Hon. Treasurer, while Fae Dussart (University of
Sussex) and James Kneale (University College
London) join the committee as Communications
Officer and Dissertation Prize Coordinator
respectively. We also welcome two new
Chichlowska (University of Hull) and Ben
Newman (Royal Holloway, University of
London). In appointing new committee
members, we have also said goodbye to others
who have reached the end of their terms: my
thanks go to Alastair Owens who has served us
brilliantly as Research Series Editor over the last
four years and to Julian Baker, Natalie Cox and
Alice Insley for all their hard work during their
extended terms as Postgraduate Representatives.
Carl offered his thanks to Alastair, Julian, Natalie
and Alice back in the summer issue, but I am
pleased to be able to formally add mine.
The last couple of months have been busy ones
for the HGRG. Early September saw the research
group sponsor thirteen sessions at the RGS-IBG
annual conference, on themes as diverse as the
historical geographies of outer space, the future,
peace and non-violence, and anti-colonialism, as
well as the ever popular new and emerging
research in historical geography sessions, the last

taking place in a packed room with standing
room only. We also hosted our first ‘Find a
Mentor’ session in The Queen’s Arms in South
Kensington, a convivial evening in late summer
sunshine that will surely be repeated next year.
Anyone willing to act as a mentor to postgraduate
and early career historical geographers is
encouraged to get in touch with either myself or
Innes Keighren as Secretary.
Those whose minds have already turned to
summer 2017’s RGS-IBG conference (taking
place in London Tuesday 29th August to Friday 1st
September) will be pleased to hear we will shortly
be announcing our annual call for sessions. As
ever we welcome enthusiastic session organizers
with great ideas to get in touch. Watch the usual
channels for further information in due course.
As if the excitement of the summer’s sojourn in

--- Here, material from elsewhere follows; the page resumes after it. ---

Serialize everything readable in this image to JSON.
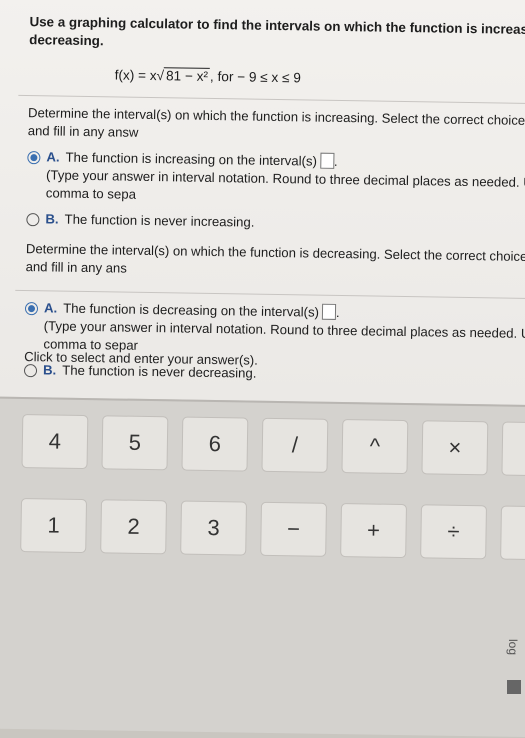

London wasn’t enough, this week has seen
postgraduate students and committee members
converge on Aberystwyth University for the 22 nd
Practising Historical Geography workshop. As
always, this proved an intellectually stimulating
day with excellent keynotes from Peter Merriman
(Birmingham) and workshops from Jo Norcup
and Diarmaid Kelliher (both Glasgow). My
thanks go to all the speakers and especially to
Cheryl McGeachen and Elizabeth Gagen for
putting together such a wonderful event and
arranging for the timely delivery of tea and Welsh
cakes (extraordinary as it seems, this was my first
experience of the latter!). A full report on the day
will follow in the winter edition of the newsletter.
As for this issue, there is much to engage readers.
Our two new series continue: Gerry Kearns tells
us how he became a historical geographer while
Kate Boehme and Peter Mitchell report from the
archives with their piece on ‘Snapshots of
Empire’. I’ve much enjoyed reading both pieces.
There follow two conference reports – on the
Snapshots of Empire workshop at the University
of Sussex and the RGS-IBG annual conference –
as well as lots of information on upcoming
seminar series, new book releases, film
screenings and research projects. As ever, there is
lots to keep historical geographers busy in the
coming months!
With very best wishes,
Briony McDonagh, HGRG Chair